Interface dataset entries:
= Beginning of Section =

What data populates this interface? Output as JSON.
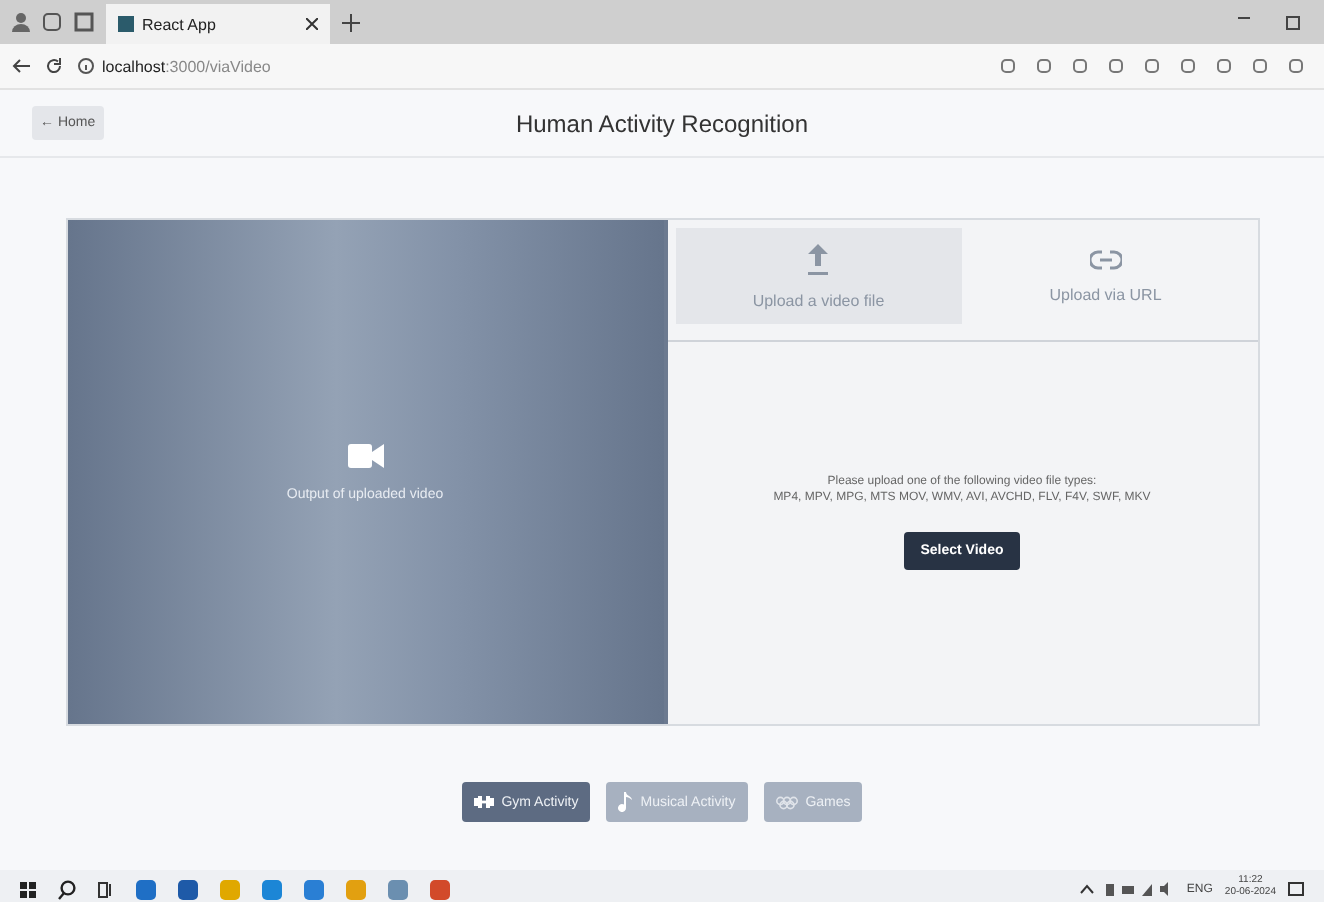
{
  "browser": {
    "tab_title": "React App",
    "url_host": "localhost",
    "url_path": ":3000/viaVideo"
  },
  "header": {
    "back_button": "← Home",
    "title": "Human Activity Recognition"
  },
  "video_panel": {
    "caption": "Output of uploaded video"
  },
  "upload_tabs": [
    {
      "label": "Upload a video file",
      "kind": "file",
      "selected": true
    },
    {
      "label": "Upload via URL",
      "kind": "link",
      "selected": false
    }
  ],
  "upload": {
    "instructions": "Please upload one of the following video file types:",
    "formats": "MP4, MPV, MPG, MTS MOV, WMV, AVI, AVCHD, FLV, F4V, SWF, MKV",
    "button": "Select Video"
  },
  "categories": [
    {
      "label": "Gym Activity",
      "kind": "gym",
      "selected": true
    },
    {
      "label": "Musical Activity",
      "kind": "music",
      "selected": false
    },
    {
      "label": "Games",
      "kind": "games",
      "selected": false
    }
  ],
  "taskbar": {
    "language": "ENG",
    "time": "11:22",
    "date": "20-06-2024"
  }
}
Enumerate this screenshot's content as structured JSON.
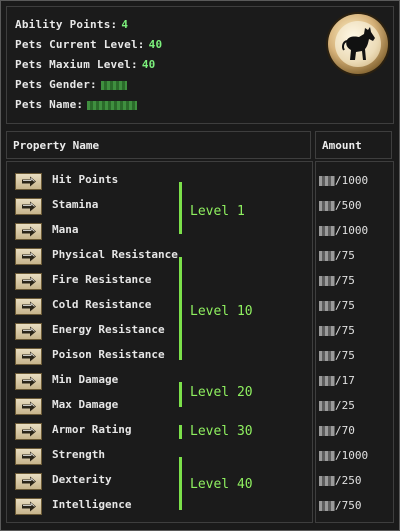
{
  "info": {
    "ability_points_label": "Ability Points:",
    "ability_points": "4",
    "current_level_label": "Pets Current Level:",
    "current_level": "40",
    "max_level_label": "Pets Maxium Level:",
    "max_level": "40",
    "gender_label": "Pets Gender:",
    "name_label": "Pets Name:"
  },
  "emblem_icon": "horse-icon",
  "table": {
    "col_property": "Property Name",
    "col_amount": "Amount",
    "rows": [
      {
        "name": "Hit Points",
        "max": "/1000"
      },
      {
        "name": "Stamina",
        "max": "/500"
      },
      {
        "name": "Mana",
        "max": "/1000"
      },
      {
        "name": "Physical Resistance",
        "max": "/75"
      },
      {
        "name": "Fire Resistance",
        "max": "/75"
      },
      {
        "name": "Cold Resistance",
        "max": "/75"
      },
      {
        "name": "Energy Resistance",
        "max": "/75"
      },
      {
        "name": "Poison Resistance",
        "max": "/75"
      },
      {
        "name": "Min Damage",
        "max": "/17"
      },
      {
        "name": "Max Damage",
        "max": "/25"
      },
      {
        "name": "Armor Rating",
        "max": "/70"
      },
      {
        "name": "Strength",
        "max": "/1000"
      },
      {
        "name": "Dexterity",
        "max": "/250"
      },
      {
        "name": "Intelligence",
        "max": "/750"
      }
    ],
    "level_groups": [
      {
        "label": "Level 1"
      },
      {
        "label": "Level 10"
      },
      {
        "label": "Level 20"
      },
      {
        "label": "Level 30"
      },
      {
        "label": "Level 40"
      }
    ]
  },
  "colors": {
    "accent_green": "#7ce04a",
    "value_green": "#7cf07c",
    "text": "#e6e6e6"
  }
}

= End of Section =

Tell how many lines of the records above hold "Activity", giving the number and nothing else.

3